Poker is a card game in which players bet in rounds and try to win the pot, which consists of all of the bets made during that round. It is a game of chance, but the ability to read the other players and make adjustments to your strategy is crucial to winning. Poker is a great way to socialize with friends and it also offers an opportunity to win big money!
Poker can be played with any number of players, although a good number is 6. Each player buys in for a certain amount of chips at the beginning of the game. There are different colored chips that represent varying amounts of money. White chips are worth one unit, red ones are worth five units, and blue chips are worth 10 units. A player can make a bet with any combination of these chips.
The first step in learning how to play poker is to understand the rules of the game. Once you have a handle on the rules, you can begin to develop your own strategy.
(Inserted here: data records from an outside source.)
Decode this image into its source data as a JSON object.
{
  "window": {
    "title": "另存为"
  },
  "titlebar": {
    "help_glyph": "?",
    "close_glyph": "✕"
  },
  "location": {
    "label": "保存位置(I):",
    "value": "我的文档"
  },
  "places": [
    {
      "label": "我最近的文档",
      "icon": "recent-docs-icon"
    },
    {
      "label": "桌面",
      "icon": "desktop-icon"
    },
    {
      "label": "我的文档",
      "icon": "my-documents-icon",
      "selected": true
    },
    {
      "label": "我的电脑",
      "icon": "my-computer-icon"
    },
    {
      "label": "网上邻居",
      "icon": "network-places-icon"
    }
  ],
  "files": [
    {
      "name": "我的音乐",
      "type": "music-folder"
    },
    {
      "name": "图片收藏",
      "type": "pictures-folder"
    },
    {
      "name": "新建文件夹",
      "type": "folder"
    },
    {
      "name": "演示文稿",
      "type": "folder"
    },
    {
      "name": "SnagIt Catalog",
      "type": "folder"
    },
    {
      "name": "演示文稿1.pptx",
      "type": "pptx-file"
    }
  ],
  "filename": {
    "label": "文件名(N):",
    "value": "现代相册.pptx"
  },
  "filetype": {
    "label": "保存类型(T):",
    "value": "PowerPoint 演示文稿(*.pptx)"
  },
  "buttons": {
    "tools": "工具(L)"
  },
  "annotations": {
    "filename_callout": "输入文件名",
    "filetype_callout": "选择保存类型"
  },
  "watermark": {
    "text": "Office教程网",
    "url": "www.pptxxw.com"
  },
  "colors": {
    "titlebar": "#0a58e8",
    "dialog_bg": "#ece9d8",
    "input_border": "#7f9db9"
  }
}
This will help you become a better poker player and win more money!
While poker can be a fun and exciting game, it is important to keep in mind that you should only play when you feel confident. If you are not feeling confident, you should quit the game immediately and do something else! This will save you a lot of frustration, anger, and financial loss in the long run.
Another important part of poker is understanding the value of a hand. A good poker player will know when to stay in a hand and when to fold. This will allow you to maximize your profits and avoid losing too much money. A good poker player will also be able to spot mistakes in the other players and exploit them.
Before each betting interval (or round), the dealer shuffles the cards and deals two cards to each player, starting with the person to his or her immediate left. The player to the left of the button must post a forced bet (known as the small or big blind).
Each player then has the choice to “call” the bet by putting into the pot the same amount as that bet, or “raise” it by adding more chips to the pot. A player who is not willing to call a bet or raise must drop out of the hand, surrendering his or her rights in the original pot to the player whose later bet he or she did not call.
The best way to learn how to play poker is by watching the other players at the table and taking notes. If you can pick up on the mistakes that the other players are making, you can take advantage of them and improve your own game! The more you watch, the easier it will be to become a top-notch poker player.